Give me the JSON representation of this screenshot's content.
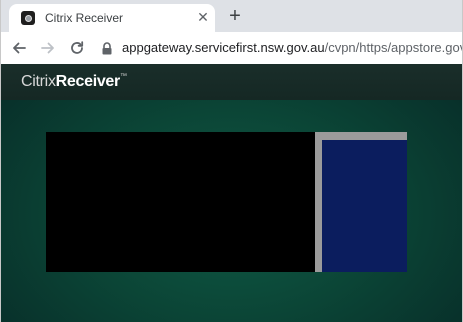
{
  "browser": {
    "tab": {
      "title": "Citrix Receiver",
      "favicon": "citrix-favicon-icon",
      "close_icon": "close-icon"
    },
    "new_tab_icon": "plus-icon",
    "toolbar": {
      "back_icon": "arrow-left-icon",
      "forward_icon": "arrow-right-icon",
      "reload_icon": "reload-icon",
      "lock_icon": "lock-icon",
      "url_host": "appgateway.servicefirst.nsw.gov.au",
      "url_path": "/cvpn/https/appstore.govnet.n"
    }
  },
  "page": {
    "logo_brand": "Citrix",
    "logo_product": "Receiver",
    "logo_tm": "™"
  },
  "colors": {
    "background_green": "#0b4536",
    "panel_black": "#000000",
    "frame_gray": "#9b9b9b",
    "panel_blue": "#0b1d5e"
  }
}
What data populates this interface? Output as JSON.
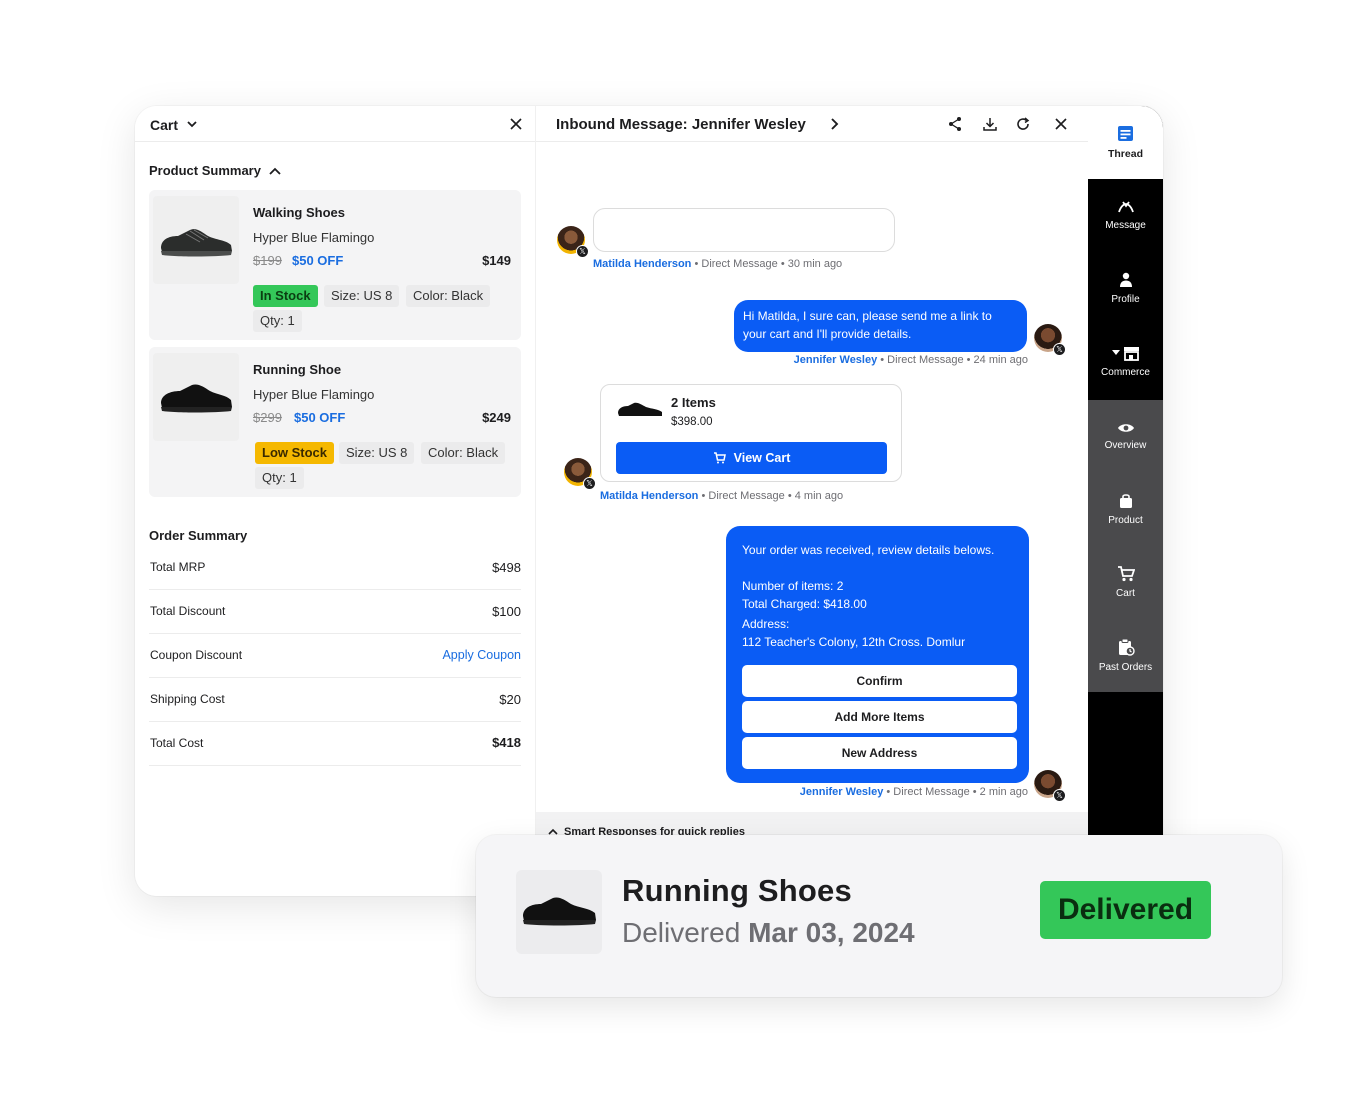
{
  "cart": {
    "title": "Cart",
    "product_summary_title": "Product Summary",
    "products": [
      {
        "name": "Walking Shoes",
        "variant": "Hyper Blue Flamingo",
        "original_price": "$199",
        "discount": "$50 OFF",
        "price": "$149",
        "stock": "In Stock",
        "size": "Size: US 8",
        "color": "Color: Black",
        "qty": "Qty: 1"
      },
      {
        "name": "Running Shoe",
        "variant": "Hyper Blue Flamingo",
        "original_price": "$299",
        "discount": "$50 OFF",
        "price": "$249",
        "stock": "Low Stock",
        "size": "Size: US 8",
        "color": "Color: Black",
        "qty": "Qty: 1"
      }
    ],
    "order_summary_title": "Order Summary",
    "order_summary": [
      {
        "label": "Total MRP",
        "value": "$498"
      },
      {
        "label": "Total Discount",
        "value": "$100"
      },
      {
        "label": "Coupon Discount",
        "value": "Apply Coupon"
      },
      {
        "label": "Shipping Cost",
        "value": "$20"
      },
      {
        "label": "Total Cost",
        "value": "$418"
      }
    ]
  },
  "thread": {
    "title": "Inbound Message: Jennifer Wesley",
    "messages": [
      {
        "author": "Matilda Henderson",
        "meta": " • Direct Message • 30 min ago"
      },
      {
        "author": "Jennifer Wesley",
        "meta": " • Direct Message • 24 min ago",
        "text": "Hi Matilda, I sure can, please send me a link to your cart and I'll provide details."
      },
      {
        "author": "Matilda Henderson",
        "meta": " • Direct Message • 4 min ago",
        "cart_items": "2 Items",
        "cart_total": "$398.00",
        "cart_button": "View Cart"
      },
      {
        "author": "Jennifer Wesley",
        "meta": " • Direct Message • 2 min ago",
        "line1": "Your order was received, review details belows.",
        "line2": "Number of items: 2",
        "line3": "Total Charged: $418.00",
        "line4": "Address:",
        "line5": "112 Teacher's Colony, 12th Cross. Domlur",
        "buttons": [
          "Confirm",
          "Add More Items",
          "New Address"
        ]
      }
    ],
    "smart_responses": "Smart Responses for quick replies"
  },
  "nav": {
    "items": [
      "Thread",
      "Message",
      "Profile",
      "Commerce",
      "Overview",
      "Product",
      "Cart",
      "Past Orders"
    ]
  },
  "delivered_card": {
    "title": "Running Shoes",
    "status_prefix": "Delivered ",
    "date": "Mar 03, 2024",
    "badge": "Delivered"
  },
  "colors": {
    "accent_blue": "#0a5cf5",
    "link_blue": "#1a6de0",
    "in_stock_green": "#34c759",
    "low_stock_yellow": "#f5b800",
    "nav_black": "#000000"
  }
}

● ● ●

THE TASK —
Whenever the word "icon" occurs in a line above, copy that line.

EXERCISE SOLUTION —
      "favicon": "citrix-favicon-icon",
      "close_icon": "close-icon"
    "new_tab_icon": "plus-icon",
      "back_icon": "arrow-left-icon",
      "forward_icon": "arrow-right-icon",
      "reload_icon": "reload-icon",
      "lock_icon": "lock-icon",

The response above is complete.